“The question is, can they distinguish between water volumes?” Logan says. “Do they understand that dropping a stone into a narrow tube will raise the water level more?”
In a previous experiment by Sarah Jelbert and colleagues at the University of Auckland, the birds had not preferred the narrow tube. However, in that study, the crows were given 12 stones to drop in one or the other of the beakers, giving them enough to be successful with either one.
“When we gave them only four objects, they could succeed only in one tube—the narrower one, because the water level would never get high enough in the wider tube; they were dropping all or most of the objects into the functional tube and getting the food reward,” Logan explains. “It wasn’t just that they preferred this tube, they appeared to know it was more functional.”
However, she notes, we still don’t know exactly how the crows think when solving this task. They may be imagining the effect of each stone drop before they do it, or they may be using some other cognitive mechanism. “More work is needed,” Logan says.
The U-tube task
Logan also examined how the crows react to the U-tube task. Here, the crows had to choose between two sets of tubes. With one set, when subjects dropped a stone into a wide tube, the water level raised in an adjacent narrow tube that contained food.
This was due to a hidden connection between the two tubes that allowed water to flow. The other set of tubes had no connection, so dropping a stone in the wide tube did not cause the water level to rise in its adjacent narrow tube.
Each set of tubes was marked with a distinct color cue, and test subjects had to notice that dropping a stone into a tube marked with one color resulted in the rise of the floating food in its adjacent small tube.
“They have to put the stones into the blue tube or the red one, so all you have to do is learn a really simple rule that red equals food, even if that doesn’t make sense because the causal mechanism is hidden,” says Logan.
As it turns out, this is a very challenging task for both corvids (a family of birds that includes crows, ravens, jays, and rooks) and children. Children ages 7 to 10 were able to learn the rules, as Lucy Cheke and colleagues at the University of Cambridge discovered in 2012. It may have taken a couple of tries to figure out how it worked, Logan notes, but the children consistently put the stones into the correct tube and got the reward (in this case, a token they exchanged for stickers).
Children ages 4 to 6, however, were unable to work out the process. “They put the stones randomly into either tube and weren’t getting the token consistently,” she says.
Recently, Jelbert and colleagues from the University of Auckland put the New Caledonian crows to the test using the same apparatus the children did. The crows failed.
Good work, Kitty
So Logan and her team modified the apparatus, expanding the distance between the beakers. And Kitty, a six-month-old juvenile, figured it out.
“We don’t know how she passed it or what she understands about the task,” Logan says, “so we don’t know if the same cognitive processes or decisions are happening as with the children, but we now have evidence that they can. It’s possible for the birds to pass it.

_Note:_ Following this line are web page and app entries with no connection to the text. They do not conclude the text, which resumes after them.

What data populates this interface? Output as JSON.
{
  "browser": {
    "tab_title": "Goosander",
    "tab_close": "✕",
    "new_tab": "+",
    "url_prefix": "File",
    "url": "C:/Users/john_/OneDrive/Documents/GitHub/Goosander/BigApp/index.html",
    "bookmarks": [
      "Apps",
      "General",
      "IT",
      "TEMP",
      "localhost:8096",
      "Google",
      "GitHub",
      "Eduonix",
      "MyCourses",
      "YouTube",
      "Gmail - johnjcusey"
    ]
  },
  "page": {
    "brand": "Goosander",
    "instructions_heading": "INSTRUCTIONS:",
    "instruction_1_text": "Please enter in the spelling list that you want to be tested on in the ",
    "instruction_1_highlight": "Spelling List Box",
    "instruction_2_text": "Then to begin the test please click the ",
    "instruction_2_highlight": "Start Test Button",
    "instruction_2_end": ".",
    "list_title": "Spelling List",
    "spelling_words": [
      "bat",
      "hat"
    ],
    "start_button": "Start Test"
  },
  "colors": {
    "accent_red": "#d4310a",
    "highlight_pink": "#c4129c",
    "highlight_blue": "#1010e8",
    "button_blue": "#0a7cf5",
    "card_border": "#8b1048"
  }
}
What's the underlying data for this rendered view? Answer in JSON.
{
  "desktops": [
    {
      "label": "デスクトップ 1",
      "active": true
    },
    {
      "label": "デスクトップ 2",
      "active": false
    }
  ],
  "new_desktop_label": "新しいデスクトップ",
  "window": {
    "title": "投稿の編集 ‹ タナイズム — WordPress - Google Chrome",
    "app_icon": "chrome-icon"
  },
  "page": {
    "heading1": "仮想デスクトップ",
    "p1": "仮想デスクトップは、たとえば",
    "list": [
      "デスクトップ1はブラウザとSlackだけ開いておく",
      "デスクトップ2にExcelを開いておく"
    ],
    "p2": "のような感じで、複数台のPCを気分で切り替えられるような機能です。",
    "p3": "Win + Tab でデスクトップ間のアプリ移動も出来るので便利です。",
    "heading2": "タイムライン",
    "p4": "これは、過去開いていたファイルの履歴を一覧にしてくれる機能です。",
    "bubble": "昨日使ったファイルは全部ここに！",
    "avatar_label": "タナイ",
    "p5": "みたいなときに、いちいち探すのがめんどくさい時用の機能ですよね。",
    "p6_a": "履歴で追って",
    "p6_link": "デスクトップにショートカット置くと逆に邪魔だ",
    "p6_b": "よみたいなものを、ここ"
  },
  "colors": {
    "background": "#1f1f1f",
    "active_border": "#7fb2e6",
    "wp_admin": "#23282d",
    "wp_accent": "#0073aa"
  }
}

“What we do know is that one crow behaved like the older children, which allows us to explore how they solve this task in future experiments,” she continues. Research on causal cognition using the water displacement paradigm is only beginning to get at what these crows know about solving problems. This series of experiments shows that modifying previous experiments is useful for gaining a deeper understanding.
The research on the crows is part of a larger project Logan is working on to compare the cognitive powers of crows with those of grackles.
“So far, no smaller-brained species have been tested with the tests we use on the crows, and grackles are smaller-brained,” she says. “But they’re really innovative. So they may have a reason to pay attention to causal information like this.”
The next research phase will begin next month, after the grackles’ breeding season ends and they are ready to participate.
The National Geographic Society/Waitt Grants Program supported the work.
Source: UC Santa Barbara